Why Disney+ Was The Best Place For Dolphin Reef, Even Before Theaters Closed

Dolphin Reef

The film's made by Walt Disney Studio's Disneynature division were never the blockbusters that the company has come to be known for, but they were usually given a theatrical release nonetheless. Those that went to see movies like Born in China or Pengiuns were treated to some truly breathtaking visuals on the big screen. In the run up to the launch of Disney+ it was announced that the new film, Dolphin Reef, would not be seen in theaters, but instead would debut on the streaming service. Considering the current situation, that was a good move by Disney, but the filmmakers of Dolphin Reef think that Disney+ is the right place for the movie under any circumstances.

I spoke to Dolphin Reef director Keith Scholey and producer Roy Conli ahead of today's Disney+ release and I asked them how they felt about missing out on the theatrical experience. While both certainly love the cinema, they were ultimately very supportive of Dolphin Reef being a Disney+ movie, because, in the end, it likely means more people will see it. As Scholey explained...

I think the cinema's always exciting. It's all great to see your film in a big theater, but what we really want with these films is lots of people to see them and streaming has just opened up a whole new world. Such a big audience. These films are going to be there all the time for families, and when they've seen one they might say 'oh, let's see more.' and we've got a back catalog of these films.

In addition to Dolphin Reef and Elephant making their Disney+ debut today, both films are also receiving behind-the-scenes productions. Penguins, the last Disneynature film to hit the big screen is also making its Disney+ debut today, alongside its own behind-the-scenes feature, and all the previous Disneynature films are there to be enjoyed as well.

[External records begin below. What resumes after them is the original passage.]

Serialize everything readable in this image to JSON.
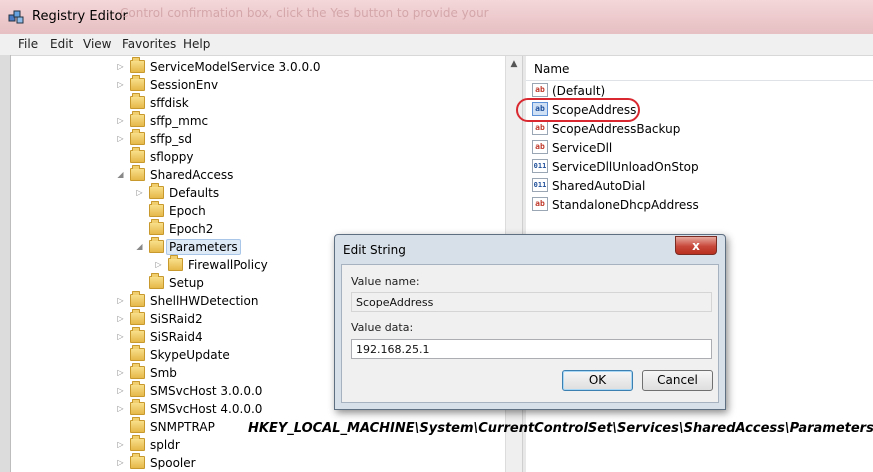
{
  "window": {
    "title": "Registry Editor",
    "background_text": "Control confirmation box, click the Yes button to provide your"
  },
  "menu": [
    "File",
    "Edit",
    "View",
    "Favorites",
    "Help"
  ],
  "tree": [
    {
      "label": "ServiceModelService 3.0.0.0"
    },
    {
      "label": "SessionEnv"
    },
    {
      "label": "sffdisk"
    },
    {
      "label": "sffp_mmc"
    },
    {
      "label": "sffp_sd"
    },
    {
      "label": "sfloppy"
    },
    {
      "label": "SharedAccess"
    },
    {
      "label": "Defaults"
    },
    {
      "label": "Epoch"
    },
    {
      "label": "Epoch2"
    },
    {
      "label": "Parameters"
    },
    {
      "label": "FirewallPolicy"
    },
    {
      "label": "Setup"
    },
    {
      "label": "ShellHWDetection"
    },
    {
      "label": "SiSRaid2"
    },
    {
      "label": "SiSRaid4"
    },
    {
      "label": "SkypeUpdate"
    },
    {
      "label": "Smb"
    },
    {
      "label": "SMSvcHost 3.0.0.0"
    },
    {
      "label": "SMSvcHost 4.0.0.0"
    },
    {
      "label": "SNMPTRAP"
    },
    {
      "label": "spldr"
    },
    {
      "label": "Spooler"
    }
  ],
  "values_pane": {
    "column_name": "Name",
    "items": [
      {
        "label": "(Default)",
        "icon": "string-value-icon"
      },
      {
        "label": "ScopeAddress",
        "icon": "string-value-icon"
      },
      {
        "label": "ScopeAddressBackup",
        "icon": "string-value-icon"
      },
      {
        "label": "ServiceDll",
        "icon": "string-value-icon"
      },
      {
        "label": "ServiceDllUnloadOnStop",
        "icon": "binary-value-icon"
      },
      {
        "label": "SharedAutoDial",
        "icon": "binary-value-icon"
      },
      {
        "label": "StandaloneDhcpAddress",
        "icon": "string-value-icon"
      }
    ]
  },
  "dialog": {
    "title": "Edit String",
    "close_label": "x",
    "value_name_label": "Value name:",
    "value_name": "ScopeAddress",
    "value_data_label": "Value data:",
    "value_data": "192.168.25.1",
    "ok_label": "OK",
    "cancel_label": "Cancel"
  },
  "caption": "HKEY_LOCAL_MACHINE\\System\\CurrentControlSet\\Services\\SharedAccess\\Parameters.",
  "icon_glyphs": {
    "string": "ab",
    "binary": "011"
  },
  "colors": {
    "title_bar": "#ecc8cb",
    "annotation_circle": "#d9282f",
    "close_button": "#c7483a"
  }
}
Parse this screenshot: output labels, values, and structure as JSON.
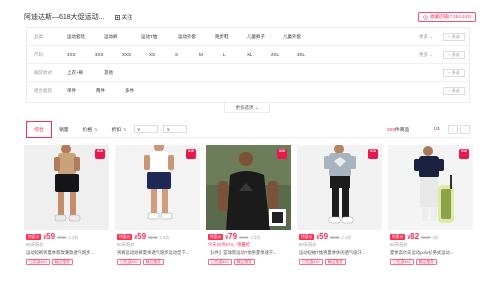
{
  "header": {
    "shop_title": "阿迪达斯—618大促运动...",
    "follow_label": "关注",
    "favorite_label": "收藏店铺(7,254,243)"
  },
  "filters": {
    "rows": [
      {
        "label": "品类",
        "options": [
          "运动套装",
          "运动裤",
          "运动T恤",
          "运动外套",
          "跑步鞋",
          "儿童裤子",
          "儿童外套"
        ],
        "more": "更多",
        "multi": "+ 多选"
      },
      {
        "label": "尺码",
        "options": [
          "4XS",
          "3XS",
          "XXS",
          "XS",
          "S",
          "M",
          "L",
          "XL",
          "2XL",
          "3XL"
        ],
        "more": "更多",
        "multi": "+ 多选"
      },
      {
        "label": "服装款式",
        "options": [
          "上衣+裤",
          "其他"
        ],
        "more": "",
        "multi": "+ 多选"
      },
      {
        "label": "组合套装",
        "options": [
          "单件",
          "两件",
          "多件"
        ],
        "more": "",
        "multi": "+ 多选"
      }
    ],
    "more_options": "更多选项"
  },
  "sortbar": {
    "items": [
      "综合",
      "销量",
      "价格",
      "折扣"
    ],
    "price_min_placeholder": "¥",
    "price_max_placeholder": "¥",
    "price_sep": "-",
    "result_count": "209",
    "result_suffix": "件商品",
    "page_current": "1",
    "page_total": "/1",
    "prev": "‹",
    "next": "›"
  },
  "products": [
    {
      "badge": "618",
      "tag": "特惠价",
      "price": "59",
      "orig": "¥349",
      "discount": "2.4折",
      "sub": "60天低价",
      "sub_red": false,
      "desc": "运动短裤男夏季新款薄款透气跑步...",
      "chips": [
        "已优惠¥40",
        "精品推荐"
      ]
    },
    {
      "badge": "618",
      "tag": "特惠价",
      "price": "59",
      "orig": "¥249",
      "discount": "2.4折",
      "sub": "60天低价",
      "sub_red": false,
      "desc": "男裤运动短裤夏季透气跑步运动型下...",
      "chips": [
        "已优惠¥40",
        "精品推荐"
      ]
    },
    {
      "badge": "618",
      "tag": "特惠价",
      "price": "79",
      "orig": "¥349",
      "discount": "2.3折",
      "sub": "今天20点¥73，限量抢",
      "sub_red": true,
      "desc": "【4件】篮球新运动T恤男夏季速干...",
      "chips": [
        "已优惠¥40",
        "精品推荐"
      ]
    },
    {
      "badge": "618",
      "tag": "特惠价",
      "price": "59",
      "orig": "¥249",
      "discount": "2.4折",
      "sub": "60天低价",
      "sub_red": false,
      "desc": "运动短袖T恤男夏季休闲透气吸汗...",
      "chips": [
        "已优惠¥40",
        "精品推荐"
      ]
    },
    {
      "badge": "618",
      "tag": "特惠价",
      "price": "82",
      "orig": "¥349",
      "discount": "2折",
      "sub": "60天低价",
      "sub_red": false,
      "desc": "夏季高尔夫运动polo衫男式运动...",
      "chips": [
        "已优惠¥40",
        "精品推荐"
      ]
    }
  ],
  "colors": {
    "accent": "#ff2e55",
    "badge": "#e8174e"
  }
}
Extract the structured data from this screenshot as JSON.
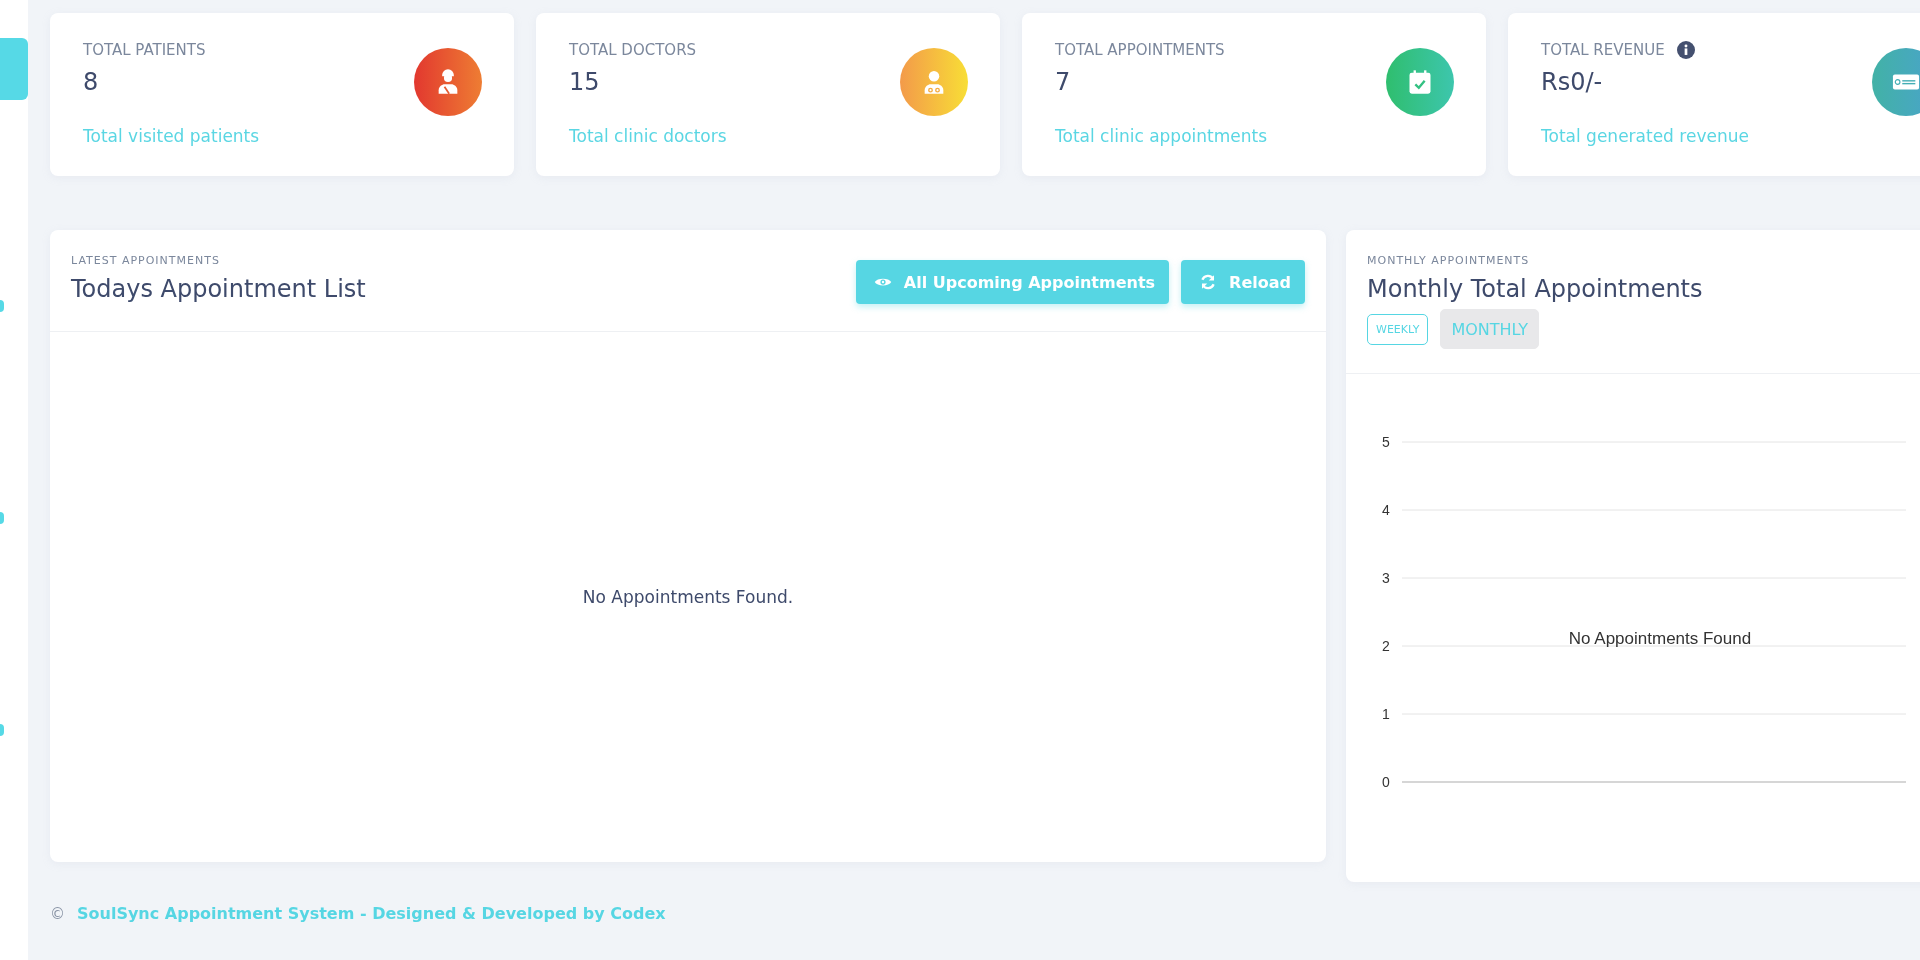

As mentioned before, while Disneynature films have seen theatrical releases before, they weren't exactly massive hits. They were movies seen by those who sought them out, not the sort of movie that an audience might simply checkout because it looked interesting. With Disney+, and especially right now, the chances somebody might give Dolphin Reef, or Elephant, a chance just for the heck of it are much better

And if more people do that, they'll learn something they might not otherwise learn. Keith Scholey went on to say that the reason reaching as many people as possible with movies like Dolphin Reef is important is because the films are trying to accomplish something real.

We make these films at Silverback [Films] to save our stars we want to reach out to as many people as possible and say, 'God, isn't the underwater world magnificent? Let's save it for future generations.' I think this way we're going to actually get to far more people than we would have done through cinema.

Walt Disney Studios has been making films like Dolphin Reef since the late 1940s when Walt Disney himself produced Seal Island, the first of what were then called True Life Adventures. Producer Roy Conli watched those films when they were rebroadcast as part of the long running Wonderful World of Disney anthology series, and for him it was a window into a part of the world he would not have otherwise had a chance to see.

The majority of this planet will never get to see [these places] except on these films.

And as an added bonus, it's a look at the world outside our doors, at a time when most us can't go outside our doors.

Dolphin Reef is now available on Disney+.

Dirk Libbey
Content Producer/Theme Park Beat

CinemaBlend’s resident theme park junkie and amateur Disney historian, Dirk began writing for CinemaBlend as a freelancer in 2015 before joining the site full-time in 2018. He has previously held positions as a Staff Writer and Games Editor, but has more recently transformed his true passion into his job as the head of the site's Theme Park section. He has previously done freelance work for various gaming and technology sites. Prior to starting his second career as a writer he worked for 12 years in sales for various companies within the consumer electronics industry. He has a degree in political science from the University of California, Davis.  Is an armchair Imagineer, Epcot Stan, Future Club 33 Member.